I was going to say the same thing based on this section:
Whoever conspires to commit or attempts to commit an offense under subsection (a) of this section shall be punished as provided for the completed offense in subsection (c) of this section.
So if I read this right, if I sit around with my friends and we talk about robbing a physical bank location (for example), we haven't committed a crime UNTIL we try to rob the bank. On the other hand if we talk about robbing a bank via its website, we have already committed a crime just by talking?
This answer from Comcast is the perfect wet dream of executives at the big ISPs: "Continue to pay us money for a service you can't use or in a degraded state so we don't need to upgrade anything ever. Well except for the gold plating on my yacht..."
Based on Senator Murphy's "logic", I propose that we dictate that all video game makers replace all instances of any weapons with fruits and vegetables (banana rocket launcher anyone?). Once the video game weapons are fruits and vegetable people will find the courage to obtain said fruits and vegetables, thus increasing their health and helping to solve America's obesity problem and boosting sales to farmers (especially the local farmers' market which is an unregulated marketplace). Look, three problems solved with one small piece of legislation!
If the NHL would improve the center ice package, they could be golden for this. The infrastructure already exists, all the NHL needs to do is remove the blackouts and make sure it works on all the devices (my main sticking point with it last season, it never worked well on blueray box). I'd love a true streaming option so I could watch NHL games while I am attending AHL games.
Many of the NHL fans have been rooting for the NHL to make Center Ice free as a way of encouraging fans to come back post lockout. Making it truly streaming could be the golden opportunity the NHL has been looking for.
The promotion of extremist rhetoric encouraging violent acts is also a common trend across the growing range of Internet-based platforms that host user-generated content. Content that might formerly have been distributed to a relatively limited audience, in person or via physical media such as compact discs (CDs) and digital video discs (DVDs), has increasingly migrated to the Internet.

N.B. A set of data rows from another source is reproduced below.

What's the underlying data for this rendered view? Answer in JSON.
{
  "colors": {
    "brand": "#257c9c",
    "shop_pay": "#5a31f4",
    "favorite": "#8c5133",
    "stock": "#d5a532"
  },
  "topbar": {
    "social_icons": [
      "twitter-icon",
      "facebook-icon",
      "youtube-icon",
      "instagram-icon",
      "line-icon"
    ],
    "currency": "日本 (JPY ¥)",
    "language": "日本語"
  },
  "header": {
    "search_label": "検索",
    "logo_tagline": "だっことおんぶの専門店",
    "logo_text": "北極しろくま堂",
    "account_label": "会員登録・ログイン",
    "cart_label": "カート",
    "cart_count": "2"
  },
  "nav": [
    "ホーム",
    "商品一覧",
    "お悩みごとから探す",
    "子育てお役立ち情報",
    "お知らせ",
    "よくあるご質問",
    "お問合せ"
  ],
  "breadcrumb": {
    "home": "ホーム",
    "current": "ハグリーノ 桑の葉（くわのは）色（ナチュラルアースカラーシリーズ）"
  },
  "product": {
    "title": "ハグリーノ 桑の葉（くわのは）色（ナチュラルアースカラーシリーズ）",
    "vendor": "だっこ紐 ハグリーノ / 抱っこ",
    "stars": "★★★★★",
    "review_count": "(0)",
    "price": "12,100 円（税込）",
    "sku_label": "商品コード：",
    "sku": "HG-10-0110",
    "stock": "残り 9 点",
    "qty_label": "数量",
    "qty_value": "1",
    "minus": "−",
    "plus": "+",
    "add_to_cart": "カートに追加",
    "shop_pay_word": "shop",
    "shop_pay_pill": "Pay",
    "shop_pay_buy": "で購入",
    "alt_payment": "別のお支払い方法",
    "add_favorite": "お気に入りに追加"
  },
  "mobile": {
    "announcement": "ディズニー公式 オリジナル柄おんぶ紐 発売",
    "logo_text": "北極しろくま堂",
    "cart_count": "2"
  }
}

They left out the part where the news media also distributed the extremist rhetoric (think all of Bin Laden's video/audio). We need to regulate the TV news and lock it down so it only tells us what those in power want to say. That shouldn't be a problem at all should it?
Because of the First Sale Doctrine, couldn't I buy the book, make a new version with adaptions for the blind and then sell the new version at a price? While I know the knee jerk reaction is no, you are selling their content, aren't I just reselling the book in a usable form to an under served market?
So if you can be disqualified as a judge because you are a facebook friend with a lawyer, what do you do about the judges who take campaign contributions from lawyers who appear in their courts? (which is nearly all of them by the way, that's how judges fund their campaigns, other lawyers...)
Have you ever actually talked to a judge about technical matters at all? I used to help run IT for a courthouse and getting them to understand basics requires its own Rosetta Stone Geek -> Judge.
Rulings like this show that they don't understand the technology involved and what the difference is between the purported infringer and the platform being used. By this logic if someone advertised on a billboard using my trademarked words, I could sue the billboard maker, the billboard owner AND the entity who rented the space to the billboard owner. Does that make sense?